Posted by honestpoet on February 23, 2007
One of the purposes a blog can serve is to allow people to vent. So, please, allow me.
Argh. My body has been invaded by microbes, and right now victory is not exactly clear (I exaggerate). Actually, several weeks ago, that was the case, but this time I just have a cold.
So I’m not in fear of involuntarily abandoning my family at this point, just really frustrated. Because after battling a double-whammy cipro-resistant (thanks to anthrax-paranoid people overusing that heretofore-effective antibiotic) bacterial infection for two months, the home and garden have fallen into disrepair, and I was really psyched about getting out there on this beautiful day and really making change.
And instead I’ve lain in bed most of the morning, waiting for the Nyquil that I finally agreed to take in the wee hours (I hate that sort of medicine) to wear off. It has, but I still feel queasy (one of the symptoms of the cold both my daughter and husband are getting over, caused by massive post-nasal drip; yes, I have a belly full of snot) and not really up to digging in the dirt.

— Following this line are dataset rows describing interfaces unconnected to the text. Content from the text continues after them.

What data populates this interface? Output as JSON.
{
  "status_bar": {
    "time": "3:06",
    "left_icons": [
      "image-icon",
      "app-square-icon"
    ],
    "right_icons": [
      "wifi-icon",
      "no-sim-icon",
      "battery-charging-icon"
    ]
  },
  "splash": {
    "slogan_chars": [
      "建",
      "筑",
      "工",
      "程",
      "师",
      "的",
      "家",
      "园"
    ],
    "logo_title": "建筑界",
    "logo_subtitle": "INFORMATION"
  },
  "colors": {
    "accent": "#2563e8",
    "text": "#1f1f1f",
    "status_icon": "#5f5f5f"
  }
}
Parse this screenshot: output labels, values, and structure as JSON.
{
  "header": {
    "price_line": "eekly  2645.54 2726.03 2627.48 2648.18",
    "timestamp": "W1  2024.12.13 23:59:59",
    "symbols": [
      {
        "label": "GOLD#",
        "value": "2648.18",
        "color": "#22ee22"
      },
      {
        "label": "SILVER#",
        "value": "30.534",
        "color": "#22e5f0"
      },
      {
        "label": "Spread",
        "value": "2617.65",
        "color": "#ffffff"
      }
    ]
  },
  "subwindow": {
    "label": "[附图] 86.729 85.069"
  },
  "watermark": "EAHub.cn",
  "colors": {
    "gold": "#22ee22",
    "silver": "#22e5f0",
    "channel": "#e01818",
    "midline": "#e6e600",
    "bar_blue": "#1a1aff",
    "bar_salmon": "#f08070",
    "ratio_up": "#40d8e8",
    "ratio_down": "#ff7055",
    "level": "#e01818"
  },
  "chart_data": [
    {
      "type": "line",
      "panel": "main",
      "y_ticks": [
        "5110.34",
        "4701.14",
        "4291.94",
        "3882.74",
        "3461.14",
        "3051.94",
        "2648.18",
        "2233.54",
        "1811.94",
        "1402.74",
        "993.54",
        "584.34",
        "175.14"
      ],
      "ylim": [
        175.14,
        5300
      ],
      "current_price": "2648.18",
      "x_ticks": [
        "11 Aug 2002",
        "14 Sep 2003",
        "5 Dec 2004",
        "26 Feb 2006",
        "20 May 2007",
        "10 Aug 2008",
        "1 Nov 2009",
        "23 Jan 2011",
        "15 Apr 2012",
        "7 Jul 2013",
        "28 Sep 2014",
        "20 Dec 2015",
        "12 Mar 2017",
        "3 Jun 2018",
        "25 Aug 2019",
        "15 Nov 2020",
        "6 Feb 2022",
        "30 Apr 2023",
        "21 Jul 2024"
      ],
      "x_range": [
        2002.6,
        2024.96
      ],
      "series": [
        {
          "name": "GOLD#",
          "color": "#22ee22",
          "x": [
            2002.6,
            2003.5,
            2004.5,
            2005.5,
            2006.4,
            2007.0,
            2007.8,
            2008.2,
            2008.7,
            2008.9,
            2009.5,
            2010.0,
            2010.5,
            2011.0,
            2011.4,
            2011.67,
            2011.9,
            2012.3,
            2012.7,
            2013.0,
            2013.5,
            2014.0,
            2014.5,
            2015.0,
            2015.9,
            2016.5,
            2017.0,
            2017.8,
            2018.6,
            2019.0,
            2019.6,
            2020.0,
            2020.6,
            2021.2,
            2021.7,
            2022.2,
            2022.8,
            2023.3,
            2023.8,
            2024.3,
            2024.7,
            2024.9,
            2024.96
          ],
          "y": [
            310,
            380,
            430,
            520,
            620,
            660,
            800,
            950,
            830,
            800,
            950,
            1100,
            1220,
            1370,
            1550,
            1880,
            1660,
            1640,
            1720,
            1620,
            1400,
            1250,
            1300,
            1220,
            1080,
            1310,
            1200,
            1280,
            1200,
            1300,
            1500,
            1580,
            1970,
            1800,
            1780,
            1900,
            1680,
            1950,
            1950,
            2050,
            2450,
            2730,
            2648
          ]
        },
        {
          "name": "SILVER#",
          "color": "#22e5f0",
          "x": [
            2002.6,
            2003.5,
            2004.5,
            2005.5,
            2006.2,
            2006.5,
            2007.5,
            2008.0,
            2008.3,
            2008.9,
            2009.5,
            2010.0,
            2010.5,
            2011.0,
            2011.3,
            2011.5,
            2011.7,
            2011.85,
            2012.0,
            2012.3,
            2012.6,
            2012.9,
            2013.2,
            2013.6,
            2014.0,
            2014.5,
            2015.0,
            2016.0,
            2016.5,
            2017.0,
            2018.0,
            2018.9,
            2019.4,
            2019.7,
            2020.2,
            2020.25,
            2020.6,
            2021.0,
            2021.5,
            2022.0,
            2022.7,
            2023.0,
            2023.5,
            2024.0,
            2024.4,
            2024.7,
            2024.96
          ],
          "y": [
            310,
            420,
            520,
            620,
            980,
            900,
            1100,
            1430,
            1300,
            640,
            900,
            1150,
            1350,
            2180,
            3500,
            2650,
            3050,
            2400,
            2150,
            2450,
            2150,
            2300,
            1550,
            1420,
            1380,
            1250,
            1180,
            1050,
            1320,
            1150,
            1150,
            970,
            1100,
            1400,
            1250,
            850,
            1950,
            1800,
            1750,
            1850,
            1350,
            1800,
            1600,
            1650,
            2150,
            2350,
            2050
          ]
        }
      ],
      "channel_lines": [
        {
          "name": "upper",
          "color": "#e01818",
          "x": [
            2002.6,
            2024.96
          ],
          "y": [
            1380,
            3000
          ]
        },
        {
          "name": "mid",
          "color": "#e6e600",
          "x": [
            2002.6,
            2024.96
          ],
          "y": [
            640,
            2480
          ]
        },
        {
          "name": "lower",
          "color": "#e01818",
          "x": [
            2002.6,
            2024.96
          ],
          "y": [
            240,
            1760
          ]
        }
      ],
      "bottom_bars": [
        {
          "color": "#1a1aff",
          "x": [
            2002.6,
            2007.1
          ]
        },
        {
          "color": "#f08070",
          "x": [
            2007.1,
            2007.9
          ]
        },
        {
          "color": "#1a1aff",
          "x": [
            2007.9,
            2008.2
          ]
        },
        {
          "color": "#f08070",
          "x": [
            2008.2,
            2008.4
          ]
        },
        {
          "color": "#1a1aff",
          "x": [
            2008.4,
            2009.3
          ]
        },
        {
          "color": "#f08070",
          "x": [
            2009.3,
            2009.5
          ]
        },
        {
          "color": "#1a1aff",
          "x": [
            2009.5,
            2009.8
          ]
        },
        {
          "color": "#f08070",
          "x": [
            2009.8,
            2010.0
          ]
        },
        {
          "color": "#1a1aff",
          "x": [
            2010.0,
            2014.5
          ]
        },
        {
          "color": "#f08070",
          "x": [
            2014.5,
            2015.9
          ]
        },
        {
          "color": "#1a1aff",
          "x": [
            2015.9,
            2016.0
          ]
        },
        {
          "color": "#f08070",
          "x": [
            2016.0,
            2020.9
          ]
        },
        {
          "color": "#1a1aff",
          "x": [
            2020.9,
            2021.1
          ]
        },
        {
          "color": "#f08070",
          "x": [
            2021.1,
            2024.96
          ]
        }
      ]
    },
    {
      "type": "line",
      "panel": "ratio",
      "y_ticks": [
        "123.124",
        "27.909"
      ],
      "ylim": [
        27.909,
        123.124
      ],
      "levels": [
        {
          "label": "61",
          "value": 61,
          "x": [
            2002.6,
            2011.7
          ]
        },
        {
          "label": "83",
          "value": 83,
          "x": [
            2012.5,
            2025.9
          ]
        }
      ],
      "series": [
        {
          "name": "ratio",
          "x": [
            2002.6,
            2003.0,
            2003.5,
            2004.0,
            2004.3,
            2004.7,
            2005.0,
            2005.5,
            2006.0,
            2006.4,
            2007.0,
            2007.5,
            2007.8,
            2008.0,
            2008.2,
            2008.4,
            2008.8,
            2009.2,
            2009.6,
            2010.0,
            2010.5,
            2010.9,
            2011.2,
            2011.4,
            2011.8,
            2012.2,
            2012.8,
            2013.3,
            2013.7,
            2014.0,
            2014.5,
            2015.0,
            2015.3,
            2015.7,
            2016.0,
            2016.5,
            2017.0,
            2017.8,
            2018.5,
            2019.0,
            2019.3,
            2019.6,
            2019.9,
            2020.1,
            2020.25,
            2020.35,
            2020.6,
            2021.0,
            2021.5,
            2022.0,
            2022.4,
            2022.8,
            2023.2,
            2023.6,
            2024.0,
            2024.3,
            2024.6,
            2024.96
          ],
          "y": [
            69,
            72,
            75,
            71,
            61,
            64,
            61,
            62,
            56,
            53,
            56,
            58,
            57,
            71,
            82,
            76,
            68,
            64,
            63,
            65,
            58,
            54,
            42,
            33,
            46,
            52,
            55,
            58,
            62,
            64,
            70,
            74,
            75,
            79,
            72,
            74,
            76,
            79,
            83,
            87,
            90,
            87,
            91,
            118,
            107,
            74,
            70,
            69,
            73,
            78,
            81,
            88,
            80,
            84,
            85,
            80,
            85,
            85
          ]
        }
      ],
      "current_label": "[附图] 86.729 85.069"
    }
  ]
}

But I have accomplished the most important thing on my to-do list, and I’ll have to satisfy myself with that. And I am so glad: I finally got my best friend to schedule an appointment with her oncologist to plan her next round of chemo.
She’s been in denial. We found out she had stage-3 cervical cancer a few weeks before last Christmas. Her first round of chemo was rough, as they all are, though she didn’t lose her hair (not all of the agents do that). But the final radiological treatment, which involved her being on her back, in pain, in a lead-lined room, in a panic, with capsules of radioactive material stuffed up her hoo-hoo, for three days, was absolute torture. She had one of those sadistic doctors who seem to hate their patients. He denied her the medicine that my husband had prescribed for her to help her with the pain and panic, and then, at the end of all this, the doctor removed the capsules and gauze, which had fused to the walls of her vagina, with no anesthetic and no lubrication. She couldn’t help but scream. The nurses were aghast at the doctor’s cruelty. I’m not sure she went through with the complaint we urged her to file. I hope she did.
That was about six months ago. Since then she’s gained a nice bit of weight back. She’s been strong enough to start the next round of chemo (with a different agent…unfortunately, the mass was reduced by less than 50%) for a few months, but she’s been avoiding it. She feels well enough, but she’s got a little boy (my godson) who’s about to turn 3, and she’s been having fun planning his party and looking for presents. She’d rather not be out of commission again. It was hard on both of them.
Chemo is absolutely no fun. Not to mention sometimes it’s as deadly as the cancer. If I believed in the power of prayer I’d write a moving email and send it around the world. Or ask you, dear reader, to ask that allegedly benevolent being to heal her, or at least not kill her, yet. But I don’t. I believe in something much more effective: the power of will. I trust in the power of her mind over her body (since I know they’re not actually separate). She’s defied the odds before. She was supposed to have been dead years ago, from leukemia. But she fought that, and she’ll fight this, too, just like I fought death when it came for me. She’s got a very good reason to live. Like me, she’s got some very important work to do.